Top of Record extracts

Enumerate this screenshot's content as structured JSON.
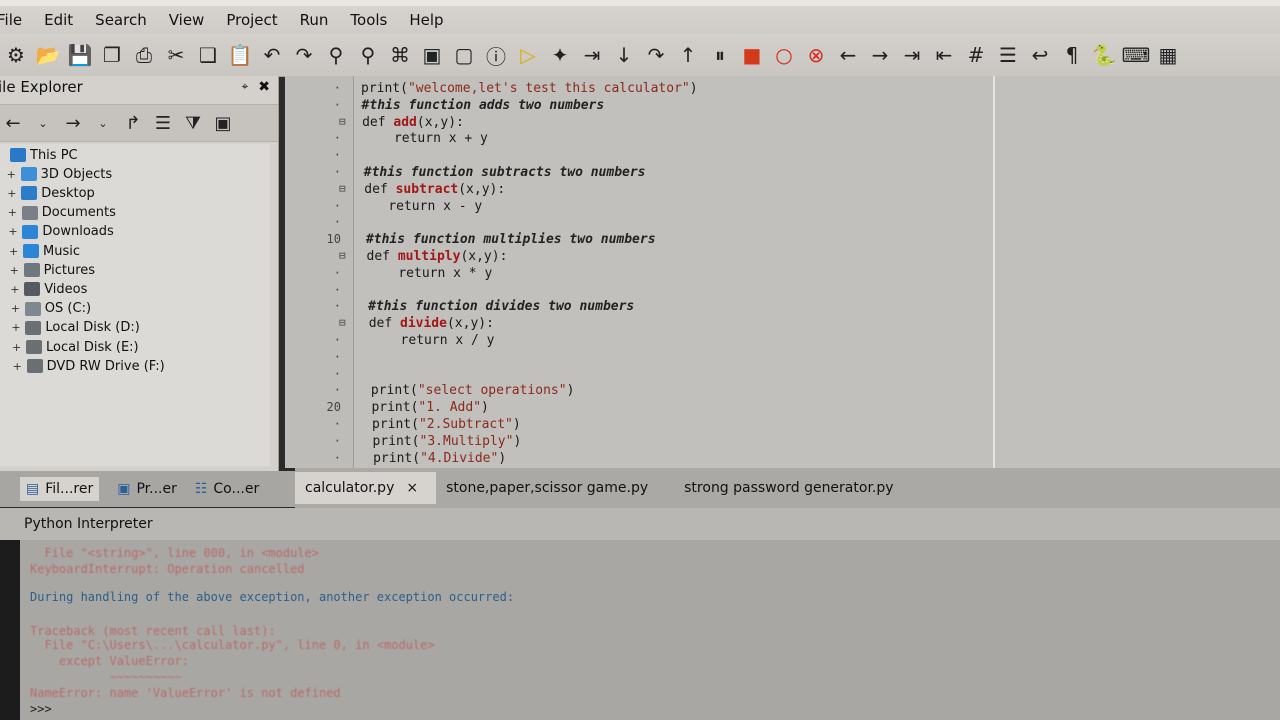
{
  "menu": [
    "File",
    "Edit",
    "Search",
    "View",
    "Project",
    "Run",
    "Tools",
    "Help"
  ],
  "toolbar_icons": [
    "new-project-icon",
    "open-icon",
    "save-icon",
    "save-all-icon",
    "print-icon",
    "cut-icon",
    "copy-icon",
    "paste-icon",
    "undo-icon",
    "redo-icon",
    "find-icon",
    "find-replace-icon",
    "find-in-files-icon",
    "screenshot-icon",
    "window-icon",
    "info-icon",
    "run-icon",
    "debug-icon",
    "step-icon",
    "step-into-icon",
    "step-over-icon",
    "step-out-icon",
    "pause-icon",
    "stop-icon",
    "breakpoint-icon",
    "clear-breakpoints-icon",
    "back-icon",
    "forward-icon",
    "indent-icon",
    "unindent-icon",
    "comment-icon",
    "list-icon",
    "wrap-icon",
    "pilcrow-icon",
    "python-icon",
    "keyboard-icon",
    "layout-icon"
  ],
  "explorer": {
    "title": "ile Explorer",
    "pin": "📌",
    "close": "✖",
    "tree": [
      {
        "label": "This PC",
        "depth": 0,
        "color": "#2a78c8"
      },
      {
        "label": "3D Objects",
        "depth": 1,
        "color": "#3c8fd8"
      },
      {
        "label": "Desktop",
        "depth": 1,
        "color": "#2d7cc8"
      },
      {
        "label": "Documents",
        "depth": 1,
        "color": "#7a7f88"
      },
      {
        "label": "Downloads",
        "depth": 1,
        "color": "#2b86d6"
      },
      {
        "label": "Music",
        "depth": 1,
        "color": "#2b86d6"
      },
      {
        "label": "Pictures",
        "depth": 1,
        "color": "#6f7780"
      },
      {
        "label": "Videos",
        "depth": 1,
        "color": "#555b60"
      },
      {
        "label": "OS (C:)",
        "depth": 1,
        "color": "#7f8890"
      },
      {
        "label": "Local Disk (D:)",
        "depth": 1,
        "color": "#6a6f74"
      },
      {
        "label": "Local Disk (E:)",
        "depth": 1,
        "color": "#6a6f74"
      },
      {
        "label": "DVD RW Drive (F:)",
        "depth": 1,
        "color": "#6a6f74"
      }
    ]
  },
  "editor": {
    "lines": [
      {
        "num": "",
        "fold": "",
        "parts": [
          [
            "print(",
            ""
          ],
          [
            "\"welcome,let's test this calculator\"",
            "str"
          ],
          [
            ")",
            ""
          ]
        ]
      },
      {
        "num": "",
        "fold": "",
        "parts": [
          [
            "#this function adds two numbers",
            "cmt"
          ]
        ]
      },
      {
        "num": "",
        "fold": "⊟",
        "parts": [
          [
            "def ",
            "kw"
          ],
          [
            "add",
            "fn"
          ],
          [
            "(x,y):",
            ""
          ]
        ]
      },
      {
        "num": "",
        "fold": "",
        "parts": [
          [
            "    return x + y",
            ""
          ]
        ]
      },
      {
        "num": "",
        "fold": "",
        "parts": [
          [
            "",
            ""
          ]
        ]
      },
      {
        "num": "",
        "fold": "",
        "parts": [
          [
            "#this function subtracts two numbers",
            "cmt"
          ]
        ]
      },
      {
        "num": "",
        "fold": "⊟",
        "parts": [
          [
            "def ",
            "kw"
          ],
          [
            "subtract",
            "fn"
          ],
          [
            "(x,y):",
            ""
          ]
        ]
      },
      {
        "num": "",
        "fold": "",
        "parts": [
          [
            "   return x - y",
            ""
          ]
        ]
      },
      {
        "num": "",
        "fold": "",
        "parts": [
          [
            "",
            ""
          ]
        ]
      },
      {
        "num": "10",
        "fold": "",
        "parts": [
          [
            "#this function multiplies two numbers",
            "cmt"
          ]
        ]
      },
      {
        "num": "",
        "fold": "⊟",
        "parts": [
          [
            "def ",
            "kw"
          ],
          [
            "multiply",
            "fn"
          ],
          [
            "(x,y):",
            ""
          ]
        ]
      },
      {
        "num": "",
        "fold": "",
        "parts": [
          [
            "    return x * y",
            ""
          ]
        ]
      },
      {
        "num": "",
        "fold": "",
        "parts": [
          [
            "",
            ""
          ]
        ]
      },
      {
        "num": "",
        "fold": "",
        "parts": [
          [
            "#this function divides two numbers",
            "cmt"
          ]
        ]
      },
      {
        "num": "",
        "fold": "⊟",
        "parts": [
          [
            "def ",
            "kw"
          ],
          [
            "divide",
            "fn"
          ],
          [
            "(x,y):",
            ""
          ]
        ]
      },
      {
        "num": "",
        "fold": "",
        "parts": [
          [
            "    return x / y",
            ""
          ]
        ]
      },
      {
        "num": "",
        "fold": "",
        "parts": [
          [
            "",
            ""
          ]
        ]
      },
      {
        "num": "",
        "fold": "",
        "parts": [
          [
            "",
            ""
          ]
        ]
      },
      {
        "num": "",
        "fold": "",
        "parts": [
          [
            "print(",
            ""
          ],
          [
            "\"select operations\"",
            "str"
          ],
          [
            ")",
            ""
          ]
        ]
      },
      {
        "num": "20",
        "fold": "",
        "parts": [
          [
            "print(",
            ""
          ],
          [
            "\"1. Add\"",
            "str"
          ],
          [
            ")",
            ""
          ]
        ]
      },
      {
        "num": "",
        "fold": "",
        "parts": [
          [
            "print(",
            ""
          ],
          [
            "\"2.Subtract\"",
            "str"
          ],
          [
            ")",
            ""
          ]
        ]
      },
      {
        "num": "",
        "fold": "",
        "parts": [
          [
            "print(",
            ""
          ],
          [
            "\"3.Multiply\"",
            "str"
          ],
          [
            ")",
            ""
          ]
        ]
      },
      {
        "num": "",
        "fold": "",
        "parts": [
          [
            "print(",
            ""
          ],
          [
            "\"4.Divide\"",
            "str"
          ],
          [
            ")",
            ""
          ]
        ]
      }
    ]
  },
  "left_tabs": [
    {
      "label": "Fil...rer",
      "icon": "file-explorer-icon",
      "active": true
    },
    {
      "label": "Pr...er",
      "icon": "project-icon",
      "active": false
    },
    {
      "label": "Co...er",
      "icon": "code-browser-icon",
      "active": false
    }
  ],
  "editor_tabs": [
    {
      "label": "calculator.py",
      "active": true,
      "close": "×"
    },
    {
      "label": "stone,paper,scissor game.py",
      "active": false,
      "close": ""
    },
    {
      "label": "strong password generator.py",
      "active": false,
      "close": ""
    }
  ],
  "interpreter": {
    "title": "Python Interpreter",
    "lines": [
      {
        "text": "  File \"<string>\", line 000, in <module>",
        "cls": "err"
      },
      {
        "text": "KeyboardInterrupt: Operation cancelled",
        "cls": "err"
      },
      {
        "text": "",
        "cls": ""
      },
      {
        "text": "During handling of the above exception, another exception occurred:",
        "cls": "info"
      },
      {
        "text": "",
        "cls": ""
      },
      {
        "text": "Traceback (most recent call last):",
        "cls": "err"
      },
      {
        "text": "  File \"C:\\Users\\...\\calculator.py\", line 0, in <module>",
        "cls": "err"
      },
      {
        "text": "    except ValueError:",
        "cls": "err"
      },
      {
        "text": "           ~~~~~~~~~~",
        "cls": "err"
      },
      {
        "text": "NameError: name 'ValueError' is not defined",
        "cls": "err"
      },
      {
        "text": ">>>",
        "cls": "prompt"
      }
    ]
  }
}
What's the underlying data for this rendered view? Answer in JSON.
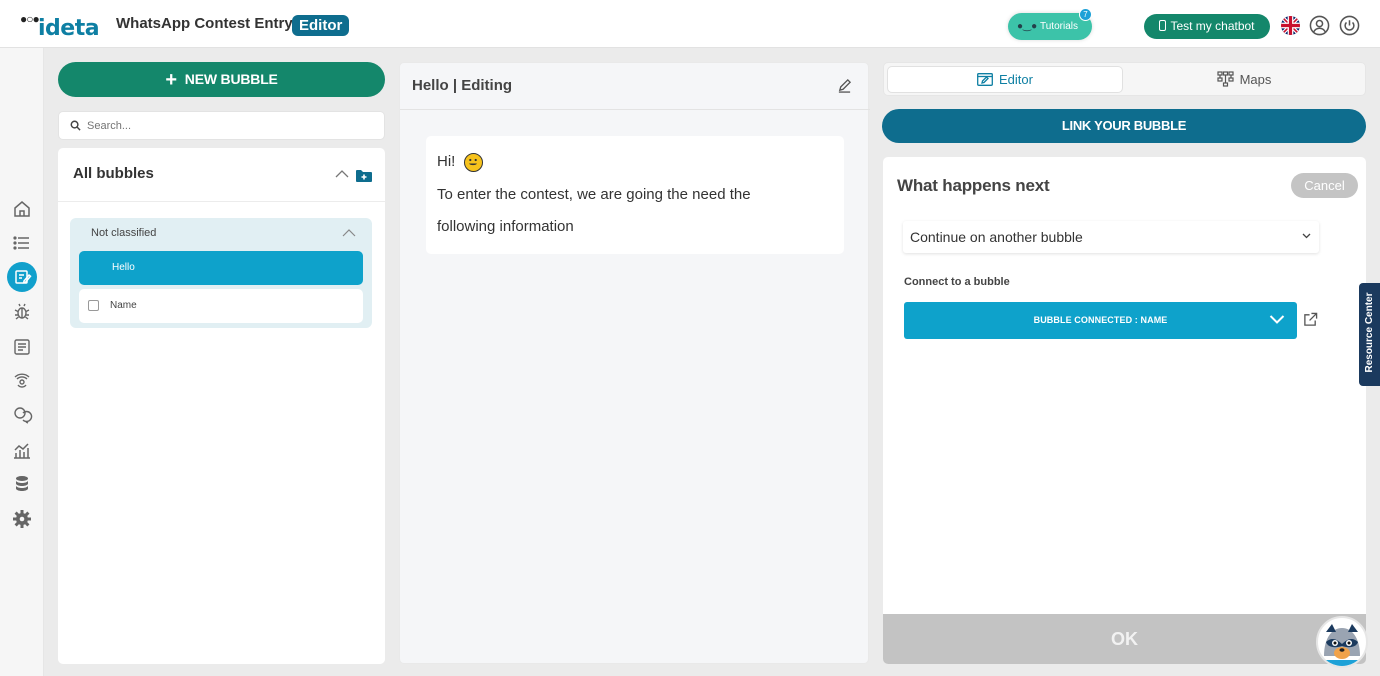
{
  "header": {
    "logo_text": "ideta",
    "app_title": "WhatsApp Contest Entry |",
    "mode_badge": "Editor",
    "tutorials_label": "Tutorials",
    "tutorials_count": "7",
    "test_bot_label": "Test my chatbot",
    "language_icon": "uk-flag-icon",
    "account_icon": "user-icon",
    "power_icon": "power-icon"
  },
  "sidebar": {
    "icons": [
      "home-icon",
      "list-icon",
      "edit-bubbles-icon",
      "bug-icon",
      "form-icon",
      "broadcast-icon",
      "conversations-icon",
      "analytics-icon",
      "database-icon",
      "settings-icon"
    ],
    "active_index": 2
  },
  "bubbles": {
    "new_bubble_label": "NEW BUBBLE",
    "search_placeholder": "Search...",
    "panel_title": "All bubbles",
    "group": {
      "title": "Not classified",
      "items": [
        {
          "label": "Hello",
          "active": true
        },
        {
          "label": "Name",
          "active": false
        }
      ]
    }
  },
  "editing": {
    "title": "Hello  | Editing",
    "message": {
      "line1": "Hi!",
      "line2": "To enter the contest, we are going the need the",
      "line3": "following information"
    }
  },
  "config": {
    "tabs": [
      {
        "label": "Editor",
        "active": true
      },
      {
        "label": "Maps",
        "active": false
      }
    ],
    "link_label": "LINK YOUR BUBBLE",
    "next_title": "What happens next",
    "cancel_label": "Cancel",
    "next_action": "Continue on another bubble",
    "connect_label": "Connect to a bubble",
    "connected_label": "BUBBLE CONNECTED : NAME",
    "ok_label": "OK"
  },
  "resource_center_label": "Resource Center",
  "colors": {
    "primary_green": "#14876b",
    "primary_blue": "#0e6d8e",
    "accent_cyan": "#0ea2cb",
    "tutorials_teal": "#3cc3a9"
  }
}
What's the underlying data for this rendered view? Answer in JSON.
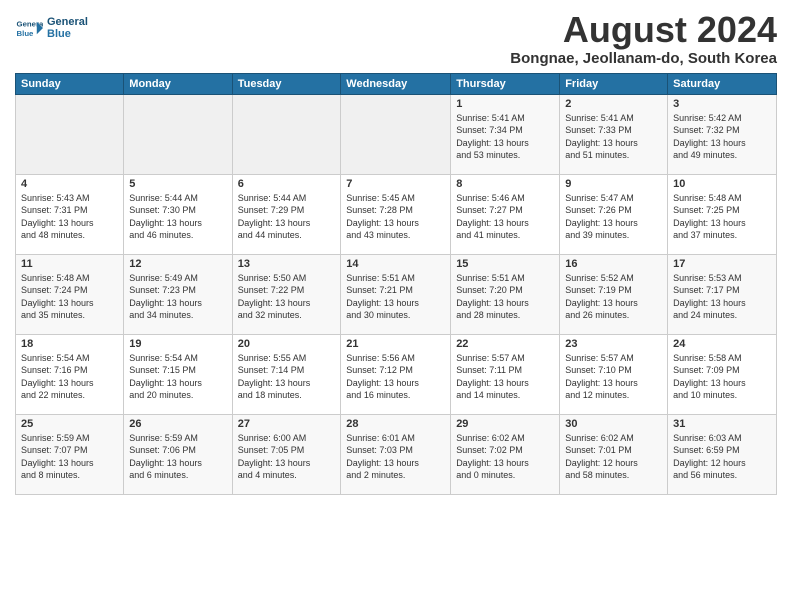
{
  "header": {
    "logo_line1": "General",
    "logo_line2": "Blue",
    "month_title": "August 2024",
    "subtitle": "Bongnae, Jeollanam-do, South Korea"
  },
  "weekdays": [
    "Sunday",
    "Monday",
    "Tuesday",
    "Wednesday",
    "Thursday",
    "Friday",
    "Saturday"
  ],
  "weeks": [
    [
      {
        "day": "",
        "content": ""
      },
      {
        "day": "",
        "content": ""
      },
      {
        "day": "",
        "content": ""
      },
      {
        "day": "",
        "content": ""
      },
      {
        "day": "1",
        "content": "Sunrise: 5:41 AM\nSunset: 7:34 PM\nDaylight: 13 hours\nand 53 minutes."
      },
      {
        "day": "2",
        "content": "Sunrise: 5:41 AM\nSunset: 7:33 PM\nDaylight: 13 hours\nand 51 minutes."
      },
      {
        "day": "3",
        "content": "Sunrise: 5:42 AM\nSunset: 7:32 PM\nDaylight: 13 hours\nand 49 minutes."
      }
    ],
    [
      {
        "day": "4",
        "content": "Sunrise: 5:43 AM\nSunset: 7:31 PM\nDaylight: 13 hours\nand 48 minutes."
      },
      {
        "day": "5",
        "content": "Sunrise: 5:44 AM\nSunset: 7:30 PM\nDaylight: 13 hours\nand 46 minutes."
      },
      {
        "day": "6",
        "content": "Sunrise: 5:44 AM\nSunset: 7:29 PM\nDaylight: 13 hours\nand 44 minutes."
      },
      {
        "day": "7",
        "content": "Sunrise: 5:45 AM\nSunset: 7:28 PM\nDaylight: 13 hours\nand 43 minutes."
      },
      {
        "day": "8",
        "content": "Sunrise: 5:46 AM\nSunset: 7:27 PM\nDaylight: 13 hours\nand 41 minutes."
      },
      {
        "day": "9",
        "content": "Sunrise: 5:47 AM\nSunset: 7:26 PM\nDaylight: 13 hours\nand 39 minutes."
      },
      {
        "day": "10",
        "content": "Sunrise: 5:48 AM\nSunset: 7:25 PM\nDaylight: 13 hours\nand 37 minutes."
      }
    ],
    [
      {
        "day": "11",
        "content": "Sunrise: 5:48 AM\nSunset: 7:24 PM\nDaylight: 13 hours\nand 35 minutes."
      },
      {
        "day": "12",
        "content": "Sunrise: 5:49 AM\nSunset: 7:23 PM\nDaylight: 13 hours\nand 34 minutes."
      },
      {
        "day": "13",
        "content": "Sunrise: 5:50 AM\nSunset: 7:22 PM\nDaylight: 13 hours\nand 32 minutes."
      },
      {
        "day": "14",
        "content": "Sunrise: 5:51 AM\nSunset: 7:21 PM\nDaylight: 13 hours\nand 30 minutes."
      },
      {
        "day": "15",
        "content": "Sunrise: 5:51 AM\nSunset: 7:20 PM\nDaylight: 13 hours\nand 28 minutes."
      },
      {
        "day": "16",
        "content": "Sunrise: 5:52 AM\nSunset: 7:19 PM\nDaylight: 13 hours\nand 26 minutes."
      },
      {
        "day": "17",
        "content": "Sunrise: 5:53 AM\nSunset: 7:17 PM\nDaylight: 13 hours\nand 24 minutes."
      }
    ],
    [
      {
        "day": "18",
        "content": "Sunrise: 5:54 AM\nSunset: 7:16 PM\nDaylight: 13 hours\nand 22 minutes."
      },
      {
        "day": "19",
        "content": "Sunrise: 5:54 AM\nSunset: 7:15 PM\nDaylight: 13 hours\nand 20 minutes."
      },
      {
        "day": "20",
        "content": "Sunrise: 5:55 AM\nSunset: 7:14 PM\nDaylight: 13 hours\nand 18 minutes."
      },
      {
        "day": "21",
        "content": "Sunrise: 5:56 AM\nSunset: 7:12 PM\nDaylight: 13 hours\nand 16 minutes."
      },
      {
        "day": "22",
        "content": "Sunrise: 5:57 AM\nSunset: 7:11 PM\nDaylight: 13 hours\nand 14 minutes."
      },
      {
        "day": "23",
        "content": "Sunrise: 5:57 AM\nSunset: 7:10 PM\nDaylight: 13 hours\nand 12 minutes."
      },
      {
        "day": "24",
        "content": "Sunrise: 5:58 AM\nSunset: 7:09 PM\nDaylight: 13 hours\nand 10 minutes."
      }
    ],
    [
      {
        "day": "25",
        "content": "Sunrise: 5:59 AM\nSunset: 7:07 PM\nDaylight: 13 hours\nand 8 minutes."
      },
      {
        "day": "26",
        "content": "Sunrise: 5:59 AM\nSunset: 7:06 PM\nDaylight: 13 hours\nand 6 minutes."
      },
      {
        "day": "27",
        "content": "Sunrise: 6:00 AM\nSunset: 7:05 PM\nDaylight: 13 hours\nand 4 minutes."
      },
      {
        "day": "28",
        "content": "Sunrise: 6:01 AM\nSunset: 7:03 PM\nDaylight: 13 hours\nand 2 minutes."
      },
      {
        "day": "29",
        "content": "Sunrise: 6:02 AM\nSunset: 7:02 PM\nDaylight: 13 hours\nand 0 minutes."
      },
      {
        "day": "30",
        "content": "Sunrise: 6:02 AM\nSunset: 7:01 PM\nDaylight: 12 hours\nand 58 minutes."
      },
      {
        "day": "31",
        "content": "Sunrise: 6:03 AM\nSunset: 6:59 PM\nDaylight: 12 hours\nand 56 minutes."
      }
    ]
  ]
}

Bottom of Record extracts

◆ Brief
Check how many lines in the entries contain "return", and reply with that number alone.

◆ Task output
4